FDM vs. MJF: Technology Comparison

FDM and MJF technologies are very different. The first FDM machine was developed in the 1980s and the fundamental technology has not changed. MJF printers were developed in 2016 and have employed some advanced techniques. FDM printers simply extrude a melted thermoplastic onto the build plate. Whereas MJF makes use of a multi-step process that starts by laying down a thin layer of plastic powder. Then a detailing and fusing agent is applied. Finally, a heat source fuses the material together. 

FDM vs. MJF: Material Comparison

FDM printers can make use of a wide range of rigid and flexible, multi-color thermoplastics. An MJF printer, on the other hand, can only make use of a handful of materials such as nylon, polypropylene, and TPU (Thermoplastic Polyurethane). It must be noted that MJF can produce stronger parts than FDM printers.  
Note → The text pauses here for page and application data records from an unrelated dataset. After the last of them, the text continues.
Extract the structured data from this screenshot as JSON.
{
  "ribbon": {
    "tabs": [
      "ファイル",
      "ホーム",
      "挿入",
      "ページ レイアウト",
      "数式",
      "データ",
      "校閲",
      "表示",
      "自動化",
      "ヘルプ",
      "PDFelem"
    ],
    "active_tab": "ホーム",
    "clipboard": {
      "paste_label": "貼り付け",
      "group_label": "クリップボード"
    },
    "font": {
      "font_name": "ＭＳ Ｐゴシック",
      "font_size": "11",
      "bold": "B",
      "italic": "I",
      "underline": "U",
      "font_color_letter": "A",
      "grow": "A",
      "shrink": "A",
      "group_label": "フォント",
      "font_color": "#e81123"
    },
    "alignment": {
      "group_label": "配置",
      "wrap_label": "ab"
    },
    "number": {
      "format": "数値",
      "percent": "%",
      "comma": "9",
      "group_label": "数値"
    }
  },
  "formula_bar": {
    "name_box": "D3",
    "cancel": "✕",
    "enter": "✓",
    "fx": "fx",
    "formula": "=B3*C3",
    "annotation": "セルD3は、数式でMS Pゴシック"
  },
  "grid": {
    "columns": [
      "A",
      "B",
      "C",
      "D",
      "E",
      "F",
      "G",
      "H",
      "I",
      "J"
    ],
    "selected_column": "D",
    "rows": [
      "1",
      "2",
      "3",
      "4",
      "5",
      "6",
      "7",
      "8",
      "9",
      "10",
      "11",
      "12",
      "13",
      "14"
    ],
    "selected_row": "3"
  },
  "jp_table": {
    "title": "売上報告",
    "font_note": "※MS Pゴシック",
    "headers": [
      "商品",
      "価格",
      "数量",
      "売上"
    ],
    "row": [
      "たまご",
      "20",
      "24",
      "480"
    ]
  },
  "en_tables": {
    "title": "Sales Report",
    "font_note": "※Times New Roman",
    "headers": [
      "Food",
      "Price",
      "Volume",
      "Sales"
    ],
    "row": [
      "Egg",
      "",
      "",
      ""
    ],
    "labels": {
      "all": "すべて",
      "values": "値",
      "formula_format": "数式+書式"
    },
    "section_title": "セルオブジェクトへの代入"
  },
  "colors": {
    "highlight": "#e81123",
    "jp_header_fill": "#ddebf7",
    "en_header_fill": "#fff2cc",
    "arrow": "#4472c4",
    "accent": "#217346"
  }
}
FDM vs. MJF: Product Applications Comparison

FDM printed parts can be successfully used for a wide range of applications. Examples include: functional and visual prototypes, as well as, limited production runs on mechanical components. MJF parts are stronger and tougher than FDM equivalents. These items can be used for low-volume functional parts as an alternative to injection molding, which is often too expensive to justify low production volumes. 

FDM vs. MJF: Print Volume Comparison

FDM printers can have much larger build volumes than MJF printers. However, it must be noted that MJF printers make more efficient use of the available print volume. This can be done by efficiently stacking parts within the entire volume. 

FDM vs. MJF: Surface Finish Comparison

FDM parts have a poor surface finish and require post-processing to improve this. MJF parts have a slightly rough matte surface finish that has the appearance of a sand-cast part. MJF parts can be dyed with a black dye to give a uniform finish, as the parts come out of the printer with an uneven gray color. 

FDM vs. MJF: Cost Comparison

MJF printers are an industrial manufacturing solution and as such are orders of magnitude more expensive than even the most capable FDM printer. A top-range FDM printer can cost approximately $6,950 whereas MJF printers start at $270,000.

FDM vs. MJF: Differences and Comparison